WHAT YOU WILL DO: Go through the data and retrieve each line that includes the string "tercera".

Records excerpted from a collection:

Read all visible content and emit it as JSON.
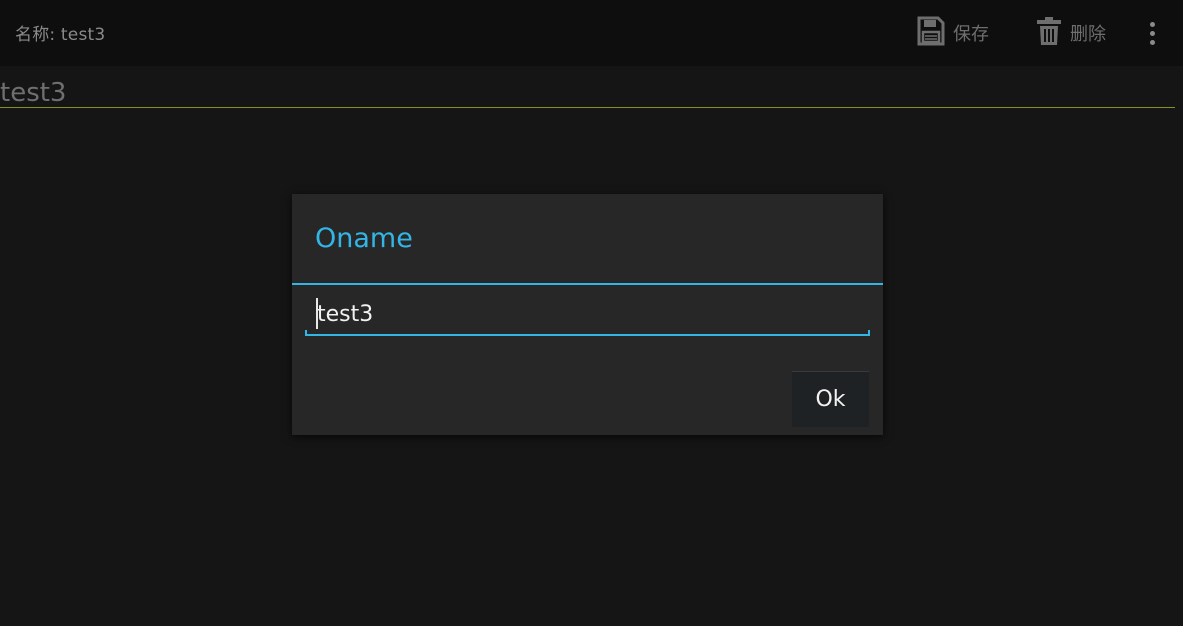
{
  "action_bar": {
    "title": "名称: test3",
    "save_label": "保存",
    "delete_label": "删除",
    "save_icon": "floppy-disk-icon",
    "delete_icon": "trash-icon",
    "overflow_icon": "more-vert-icon"
  },
  "name_field": {
    "value": "test3",
    "underline_color": "#8a8f1e"
  },
  "dialog": {
    "title": "Oname",
    "input_value": "test3",
    "ok_label": "Ok",
    "accent_color": "#33b5e5"
  }
}
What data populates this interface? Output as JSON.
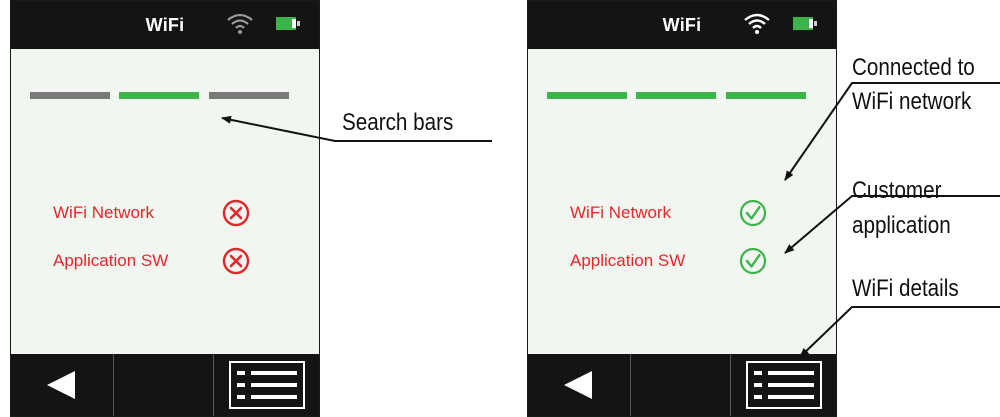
{
  "screens": [
    {
      "id": "left",
      "status_bar": {
        "title": "WiFi"
      },
      "search_bars": [
        "#7a7a7a",
        "#3cb44b",
        "#7a7a7a"
      ],
      "items": [
        {
          "label": "WiFi Network",
          "state": "error-icon"
        },
        {
          "label": "Application SW",
          "state": "error-icon"
        }
      ],
      "nav": [
        "back-icon",
        "",
        "list-icon"
      ]
    },
    {
      "id": "right",
      "status_bar": {
        "title": "WiFi"
      },
      "search_bars": [
        "#3cb44b",
        "#3cb44b",
        "#3cb44b"
      ],
      "items": [
        {
          "label": "WiFi Network",
          "state": "check-icon"
        },
        {
          "label": "Application SW",
          "state": "check-icon"
        }
      ],
      "nav": [
        "back-icon",
        "",
        "list-icon"
      ]
    }
  ],
  "callouts": {
    "search_bars": "Search bars",
    "connected_line1": "Connected to",
    "connected_line2": "WiFi network",
    "customer_line1": "Customer",
    "customer_line2": "application",
    "wifi_details": "WiFi details"
  },
  "colors": {
    "error": "#e8262a",
    "success": "#3cb44b",
    "inactive": "#7a7a7a",
    "header": "#141414",
    "screen_bg": "#f1f6f1"
  }
}
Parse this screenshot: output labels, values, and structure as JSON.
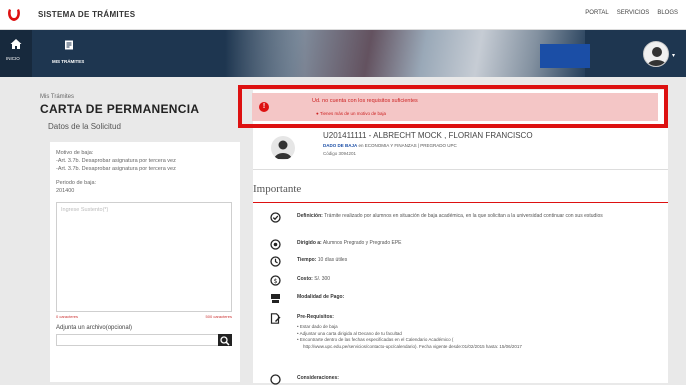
{
  "topbar": {
    "app_title": "SISTEMA DE TRÁMITES",
    "links": [
      "PORTAL",
      "SERVICIOS",
      "BLOGS"
    ]
  },
  "nav": {
    "home_label": "INICIO",
    "tramites_label": "MIS TRÁMITES"
  },
  "left": {
    "breadcrumb": "Mis Trámites",
    "title": "CARTA DE PERMANENCIA",
    "section": "Datos de la Solicitud",
    "motivo_label": "Motivo de baja:",
    "motivo_values": [
      "-Art. 3.7b. Desaprobar asignatura por tercera vez",
      "-Art. 3.7b. Desaprobar asignatura por tercera vez"
    ],
    "periodo_label": "Periodo de baja:",
    "periodo_value": "201400",
    "textarea_placeholder": "Ingrese Sustento(*)",
    "counter_left": "0 caracteres",
    "counter_right": "500 caracteres",
    "attach_label": "Adjunta un archivo(opcional)"
  },
  "alert": {
    "title": "Ud. no cuenta con los requisitos suficientes",
    "item": "● Tienes más de un motivo de baja"
  },
  "student": {
    "name": "U201411111 - ALBRECHT MOCK , FLORIAN FRANCISCO",
    "sub_bold": "DADO DE BAJA",
    "sub_rest": " en ECONOMIA Y FINANZAS | PREGRADO UPC",
    "code": "Código 3094201"
  },
  "importante": {
    "title": "Importante",
    "definicion_label": "Definición:",
    "definicion_text": " Trámite realizado por alumnos en situación de baja académica, en la que solicitan a la universidad continuar con sus estudios",
    "dirigido_label": "Dirigido a:",
    "dirigido_text": " Alumnos Pregrado y Pregrado EPE",
    "tiempo_label": "Tiempo:",
    "tiempo_text": " 10 días útiles",
    "costo_label": "Costo:",
    "costo_text": " S/. 300",
    "modalidad_label": "Modalidad de Pago:",
    "prereq_label": "Pre-Requisitos:",
    "prereq_items": [
      "• Estar dado de baja",
      "• Adjuntar una carta dirigida al Decano de tu facultad",
      "• Encontrarte dentro de las fechas especificadas en el Calendario Académico (",
      "  http://www.upc.edu.pe/servicios/contacto-upc/calendario). Fecha vigente desde:01/02/2015 hasta: 15/06/2017"
    ],
    "consideraciones_label": "Consideraciones:"
  }
}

RESULT OF THIS TASK:
      "-Art. 3.7b. Desaprobar asignatura por tercera vez",
      "-Art. 3.7b. Desaprobar asignatura por tercera vez"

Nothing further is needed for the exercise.